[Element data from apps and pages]
^^^^^^^^
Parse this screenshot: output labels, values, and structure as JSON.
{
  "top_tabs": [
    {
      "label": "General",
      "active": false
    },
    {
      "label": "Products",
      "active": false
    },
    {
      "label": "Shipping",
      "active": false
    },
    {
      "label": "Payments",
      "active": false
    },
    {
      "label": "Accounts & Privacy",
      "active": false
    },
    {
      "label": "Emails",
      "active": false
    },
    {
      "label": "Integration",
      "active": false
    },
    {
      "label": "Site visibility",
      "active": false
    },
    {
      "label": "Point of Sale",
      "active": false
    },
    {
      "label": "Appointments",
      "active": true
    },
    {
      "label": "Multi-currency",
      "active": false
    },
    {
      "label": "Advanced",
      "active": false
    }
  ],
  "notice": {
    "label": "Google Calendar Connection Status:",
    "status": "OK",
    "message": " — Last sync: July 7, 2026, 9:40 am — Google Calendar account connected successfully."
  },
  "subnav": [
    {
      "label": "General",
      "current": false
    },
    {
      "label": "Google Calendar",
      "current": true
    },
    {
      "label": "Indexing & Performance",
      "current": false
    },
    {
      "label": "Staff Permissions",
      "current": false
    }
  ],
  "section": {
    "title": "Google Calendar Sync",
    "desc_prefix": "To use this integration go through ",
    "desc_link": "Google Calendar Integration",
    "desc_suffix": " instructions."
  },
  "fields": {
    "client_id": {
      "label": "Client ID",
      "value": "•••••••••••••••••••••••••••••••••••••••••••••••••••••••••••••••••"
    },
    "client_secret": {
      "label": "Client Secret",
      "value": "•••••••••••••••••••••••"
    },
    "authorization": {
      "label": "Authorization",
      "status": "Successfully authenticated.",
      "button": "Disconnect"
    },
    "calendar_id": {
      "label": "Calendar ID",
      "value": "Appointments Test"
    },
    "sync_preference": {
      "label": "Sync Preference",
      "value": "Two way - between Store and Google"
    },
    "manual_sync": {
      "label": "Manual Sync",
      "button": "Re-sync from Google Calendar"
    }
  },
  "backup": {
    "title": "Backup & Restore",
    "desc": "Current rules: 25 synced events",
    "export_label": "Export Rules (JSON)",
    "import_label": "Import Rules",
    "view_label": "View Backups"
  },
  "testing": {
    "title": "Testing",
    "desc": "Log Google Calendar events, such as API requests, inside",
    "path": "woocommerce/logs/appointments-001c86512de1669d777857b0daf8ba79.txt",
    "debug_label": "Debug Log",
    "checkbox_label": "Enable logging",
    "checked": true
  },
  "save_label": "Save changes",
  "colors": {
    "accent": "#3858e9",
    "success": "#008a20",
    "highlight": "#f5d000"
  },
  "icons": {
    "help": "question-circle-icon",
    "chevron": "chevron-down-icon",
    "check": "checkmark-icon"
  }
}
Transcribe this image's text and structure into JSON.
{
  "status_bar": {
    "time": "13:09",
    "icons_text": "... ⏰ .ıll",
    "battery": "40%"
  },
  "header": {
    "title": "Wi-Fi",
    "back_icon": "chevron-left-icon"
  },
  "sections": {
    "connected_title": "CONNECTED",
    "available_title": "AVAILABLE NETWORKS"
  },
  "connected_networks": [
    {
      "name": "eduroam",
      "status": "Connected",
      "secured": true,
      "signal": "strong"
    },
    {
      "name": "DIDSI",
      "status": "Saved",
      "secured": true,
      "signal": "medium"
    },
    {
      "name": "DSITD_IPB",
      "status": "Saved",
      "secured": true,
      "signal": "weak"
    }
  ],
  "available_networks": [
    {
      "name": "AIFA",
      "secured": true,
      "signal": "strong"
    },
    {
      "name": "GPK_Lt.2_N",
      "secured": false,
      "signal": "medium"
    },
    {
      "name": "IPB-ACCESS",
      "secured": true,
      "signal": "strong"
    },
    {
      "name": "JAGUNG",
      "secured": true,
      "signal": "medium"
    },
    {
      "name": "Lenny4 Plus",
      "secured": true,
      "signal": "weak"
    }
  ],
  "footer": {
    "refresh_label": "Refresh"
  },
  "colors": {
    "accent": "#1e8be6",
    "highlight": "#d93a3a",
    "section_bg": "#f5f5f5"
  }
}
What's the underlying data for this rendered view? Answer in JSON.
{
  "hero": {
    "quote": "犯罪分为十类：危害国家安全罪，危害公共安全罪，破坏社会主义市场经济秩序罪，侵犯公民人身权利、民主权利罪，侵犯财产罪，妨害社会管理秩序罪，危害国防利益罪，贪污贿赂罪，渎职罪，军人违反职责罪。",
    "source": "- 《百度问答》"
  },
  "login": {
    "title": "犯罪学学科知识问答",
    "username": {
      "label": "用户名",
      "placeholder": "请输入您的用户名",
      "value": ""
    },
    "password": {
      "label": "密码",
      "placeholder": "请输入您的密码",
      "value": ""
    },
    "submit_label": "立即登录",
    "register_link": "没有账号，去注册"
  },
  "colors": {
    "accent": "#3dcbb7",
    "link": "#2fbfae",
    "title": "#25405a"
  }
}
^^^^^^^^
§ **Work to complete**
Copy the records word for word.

§ **Task solution**
Parse this screenshot: output labels, values, and structure as JSON.
{
  "top_tabs": [
    {
      "label": "General",
      "active": false
    },
    {
      "label": "Products",
      "active": false
    },
    {
      "label": "Shipping",
      "active": false
    },
    {
      "label": "Payments",
      "active": false
    },
    {
      "label": "Accounts & Privacy",
      "active": false
    },
    {
      "label": "Emails",
      "active": false
    },
    {
      "label": "Integration",
      "active": false
    },
    {
      "label": "Site visibility",
      "active": false
    },
    {
      "label": "Point of Sale",
      "active": false
    },
    {
      "label": "Appointments",
      "active": true
    },
    {
      "label": "Multi-currency",
      "active": false
    },
    {
      "label": "Advanced",
      "active": false
    }
  ],
  "notice": {
    "label": "Google Calendar Connection Status:",
    "status": "OK",
    "message": " — Last sync: July 7, 2026, 9:40 am — Google Calendar account connected successfully."
  },
  "subnav": [
    {
      "label": "General",
      "current": false
    },
    {
      "label": "Google Calendar",
      "current": true
    },
    {
      "label": "Indexing & Performance",
      "current": false
    },
    {
      "label": "Staff Permissions",
      "current": false
    }
  ],
  "section": {
    "title": "Google Calendar Sync",
    "desc_prefix": "To use this integration go through ",
    "desc_link": "Google Calendar Integration",
    "desc_suffix": " instructions."
  },
  "fields": {
    "client_id": {
      "label": "Client ID",
      "value": "•••••••••••••••••••••••••••••••••••••••••••••••••••••••••••••••••"
    },
    "client_secret": {
      "label": "Client Secret",
      "value": "•••••••••••••••••••••••"
    },
    "authorization": {
      "label": "Authorization",
      "status": "Successfully authenticated.",
      "button": "Disconnect"
    },
    "calendar_id": {
      "label": "Calendar ID",
      "value": "Appointments Test"
    },
    "sync_preference": {
      "label": "Sync Preference",
      "value": "Two way - between Store and Google"
    },
    "manual_sync": {
      "label": "Manual Sync",
      "button": "Re-sync from Google Calendar"
    }
  },
  "backup": {
    "title": "Backup & Restore",
    "desc": "Current rules: 25 synced events",
    "export_label": "Export Rules (JSON)",
    "import_label": "Import Rules",
    "view_label": "View Backups"
  },
  "testing": {
    "title": "Testing",
    "desc": "Log Google Calendar events, such as API requests, inside",
    "path": "woocommerce/logs/appointments-001c86512de1669d777857b0daf8ba79.txt",
    "debug_label": "Debug Log",
    "checkbox_label": "Enable logging",
    "checked": true
  },
  "save_label": "Save changes",
  "colors": {
    "accent": "#3858e9",
    "success": "#008a20",
    "highlight": "#f5d000"
  },
  "icons": {
    "help": "question-circle-icon",
    "chevron": "chevron-down-icon",
    "check": "checkmark-icon"
  }
}
Transcribe this image's text and structure into JSON.
{
  "status_bar": {
    "time": "13:09",
    "icons_text": "... ⏰ .ıll",
    "battery": "40%"
  },
  "header": {
    "title": "Wi-Fi",
    "back_icon": "chevron-left-icon"
  },
  "sections": {
    "connected_title": "CONNECTED",
    "available_title": "AVAILABLE NETWORKS"
  },
  "connected_networks": [
    {
      "name": "eduroam",
      "status": "Connected",
      "secured": true,
      "signal": "strong"
    },
    {
      "name": "DIDSI",
      "status": "Saved",
      "secured": true,
      "signal": "medium"
    },
    {
      "name": "DSITD_IPB",
      "status": "Saved",
      "secured": true,
      "signal": "weak"
    }
  ],
  "available_networks": [
    {
      "name": "AIFA",
      "secured": true,
      "signal": "strong"
    },
    {
      "name": "GPK_Lt.2_N",
      "secured": false,
      "signal": "medium"
    },
    {
      "name": "IPB-ACCESS",
      "secured": true,
      "signal": "strong"
    },
    {
      "name": "JAGUNG",
      "secured": true,
      "signal": "medium"
    },
    {
      "name": "Lenny4 Plus",
      "secured": true,
      "signal": "weak"
    }
  ],
  "footer": {
    "refresh_label": "Refresh"
  },
  "colors": {
    "accent": "#1e8be6",
    "highlight": "#d93a3a",
    "section_bg": "#f5f5f5"
  }
}
What's the underlying data for this rendered view? Answer in JSON.
{
  "hero": {
    "quote": "犯罪分为十类：危害国家安全罪，危害公共安全罪，破坏社会主义市场经济秩序罪，侵犯公民人身权利、民主权利罪，侵犯财产罪，妨害社会管理秩序罪，危害国防利益罪，贪污贿赂罪，渎职罪，军人违反职责罪。",
    "source": "- 《百度问答》"
  },
  "login": {
    "title": "犯罪学学科知识问答",
    "username": {
      "label": "用户名",
      "placeholder": "请输入您的用户名",
      "value": ""
    },
    "password": {
      "label": "密码",
      "placeholder": "请输入您的密码",
      "value": ""
    },
    "submit_label": "立即登录",
    "register_link": "没有账号，去注册"
  },
  "colors": {
    "accent": "#3dcbb7",
    "link": "#2fbfae",
    "title": "#25405a"
  }
}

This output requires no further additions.